Currumbin Fair Veterinary Surgery
Happy healthy pets, let our veterinarians look after your pets.

Just like humans, our pets are vulnerable to gum disease and problems with their teeth. Alarmingly, 80% of dogs and 70% of cats suffer from some form of dental disease by the age of three.

When there is a build up of bacteria, food particles and saliva on the teeth plaque is formed. Plaque sticks to the tooth surface above and below the gum line and if not removed will calcify into tartar (also known as calculus). Over time the bacterial infection in tartar causes irreversible changes to occur.

These include the destruction of supportive tissues and bone, resulting in red gums, bad breath and loosening of teeth. This same bacterial infection is also a source of infection for the rest of the body (such as the kidney, liver and heart) and can make your pet seriously ill. Ultimately, dental disease results in many pets unnecessarily suffering tooth loss, gum infection and pain. It also has the potential to shorten your pet’s lifespan.

What if think my pet has dental disease?

Firstly, you should have your pet's teeth examined by one of our veterinarians on a regular basis (every half yearly checkup) and if necessary, follow up with a professional dental clean. Your pet needs to be anaesthetised to carry out a thorough dental examination, and to clean all teeth without distressing them. Our surgery is fully equipped with an Ultrasonic Scaler and dentistry surgical kit to get their teeth white and bright again!
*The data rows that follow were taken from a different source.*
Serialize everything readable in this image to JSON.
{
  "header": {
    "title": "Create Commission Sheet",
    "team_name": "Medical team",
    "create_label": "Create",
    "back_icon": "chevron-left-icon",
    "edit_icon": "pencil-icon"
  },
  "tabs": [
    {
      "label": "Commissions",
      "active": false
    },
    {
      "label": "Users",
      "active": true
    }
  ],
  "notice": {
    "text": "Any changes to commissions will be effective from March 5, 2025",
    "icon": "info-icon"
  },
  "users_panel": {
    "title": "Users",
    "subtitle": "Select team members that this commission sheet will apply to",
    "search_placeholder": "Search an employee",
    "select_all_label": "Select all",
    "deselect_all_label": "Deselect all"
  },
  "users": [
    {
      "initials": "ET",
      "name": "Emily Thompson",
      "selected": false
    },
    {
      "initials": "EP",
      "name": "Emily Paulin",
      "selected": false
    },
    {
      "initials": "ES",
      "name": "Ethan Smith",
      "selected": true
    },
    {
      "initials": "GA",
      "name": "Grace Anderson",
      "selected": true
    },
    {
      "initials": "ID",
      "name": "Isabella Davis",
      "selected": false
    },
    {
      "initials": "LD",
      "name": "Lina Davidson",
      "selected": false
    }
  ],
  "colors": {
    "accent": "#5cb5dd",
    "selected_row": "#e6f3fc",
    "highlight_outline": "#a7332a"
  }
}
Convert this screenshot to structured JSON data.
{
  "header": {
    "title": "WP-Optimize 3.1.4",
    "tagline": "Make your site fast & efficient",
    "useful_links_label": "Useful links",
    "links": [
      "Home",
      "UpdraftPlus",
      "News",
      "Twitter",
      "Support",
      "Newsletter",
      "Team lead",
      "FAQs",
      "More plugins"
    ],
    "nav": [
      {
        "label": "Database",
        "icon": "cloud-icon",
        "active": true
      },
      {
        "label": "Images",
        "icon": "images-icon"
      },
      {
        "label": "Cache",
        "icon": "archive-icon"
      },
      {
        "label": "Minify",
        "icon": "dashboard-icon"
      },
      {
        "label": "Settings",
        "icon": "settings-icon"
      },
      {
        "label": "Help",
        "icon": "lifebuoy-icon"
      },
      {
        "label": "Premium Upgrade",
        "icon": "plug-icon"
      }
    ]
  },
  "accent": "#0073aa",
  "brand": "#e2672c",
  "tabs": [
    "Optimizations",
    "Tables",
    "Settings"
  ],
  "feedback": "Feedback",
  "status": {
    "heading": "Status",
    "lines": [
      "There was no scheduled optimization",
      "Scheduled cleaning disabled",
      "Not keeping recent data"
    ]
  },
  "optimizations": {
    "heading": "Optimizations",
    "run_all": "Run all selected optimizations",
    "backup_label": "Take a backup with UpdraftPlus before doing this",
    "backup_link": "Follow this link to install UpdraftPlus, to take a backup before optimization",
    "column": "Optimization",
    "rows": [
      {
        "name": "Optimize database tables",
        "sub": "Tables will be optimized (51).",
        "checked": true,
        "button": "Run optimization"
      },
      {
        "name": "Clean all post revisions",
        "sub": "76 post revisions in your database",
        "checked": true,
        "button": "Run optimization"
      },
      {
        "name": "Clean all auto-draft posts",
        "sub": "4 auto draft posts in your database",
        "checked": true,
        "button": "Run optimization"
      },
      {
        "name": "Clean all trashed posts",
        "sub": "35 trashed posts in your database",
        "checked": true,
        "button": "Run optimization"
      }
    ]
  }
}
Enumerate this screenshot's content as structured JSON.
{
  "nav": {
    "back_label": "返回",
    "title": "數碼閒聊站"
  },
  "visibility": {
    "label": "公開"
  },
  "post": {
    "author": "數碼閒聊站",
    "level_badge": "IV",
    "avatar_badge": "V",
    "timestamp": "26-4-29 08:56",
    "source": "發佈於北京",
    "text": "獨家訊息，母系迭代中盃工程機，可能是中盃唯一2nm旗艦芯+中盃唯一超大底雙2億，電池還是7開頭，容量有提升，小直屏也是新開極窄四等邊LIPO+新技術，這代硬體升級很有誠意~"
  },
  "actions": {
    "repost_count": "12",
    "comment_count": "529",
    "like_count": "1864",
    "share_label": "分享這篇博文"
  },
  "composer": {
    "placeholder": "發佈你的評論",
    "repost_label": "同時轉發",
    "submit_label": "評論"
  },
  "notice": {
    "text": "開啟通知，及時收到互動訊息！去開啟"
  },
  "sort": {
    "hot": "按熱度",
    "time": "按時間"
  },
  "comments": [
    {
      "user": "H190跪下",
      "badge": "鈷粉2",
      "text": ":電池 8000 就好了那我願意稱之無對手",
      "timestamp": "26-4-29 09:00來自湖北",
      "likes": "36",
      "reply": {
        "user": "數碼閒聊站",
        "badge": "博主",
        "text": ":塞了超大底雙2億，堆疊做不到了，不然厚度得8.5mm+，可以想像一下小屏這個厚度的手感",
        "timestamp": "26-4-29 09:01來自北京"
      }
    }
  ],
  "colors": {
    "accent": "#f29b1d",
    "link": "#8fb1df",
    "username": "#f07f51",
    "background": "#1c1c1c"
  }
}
Once sedated the veterinarian will also check all present teeth and evaulate their condition, including the degree of tartar, any underlying gum disease (gingivitis) and any pockets around the teeth.

Our veterinarians will remove any tartar buildup above the gumline using the ultrasonic scaler (just likst a dentist uses for out teeth). The teeth will then be polished, if there is no present dental disease, that will be the end of the procedure. However, if certain teeth are severely affected they cannot be saved, an extraction will be necessary.

After all the dental work is completed, your pet may be given an antibiotic and an anti-inflammatory injection.

How can I minimise ongoing dental disease?

Long-term control and prevention of any dental issues requires regular home care. The best way to begin this is to get your pet used to it from a young age. Dental home care may include:

  • Brushing teeth daily – just like us! This is the best form of dental hygiene.  Pet toothbrushes and toothpaste are now available. Please do not use human toothpaste formulas as they are not designed to be swallowed and may be toxic to your pet.

  • Feed pets raw meaty bones or special dental diets. This can help reduce the accumulation of tartar.

  • Use dental toys, enzymatic chews, or teeth cleaning biscuits, all of which may help keep the teeth clean.

Regular and frequent attention to your pet's teeth may avoid the need for a professional dental clean, and will also improve your pet's overall health.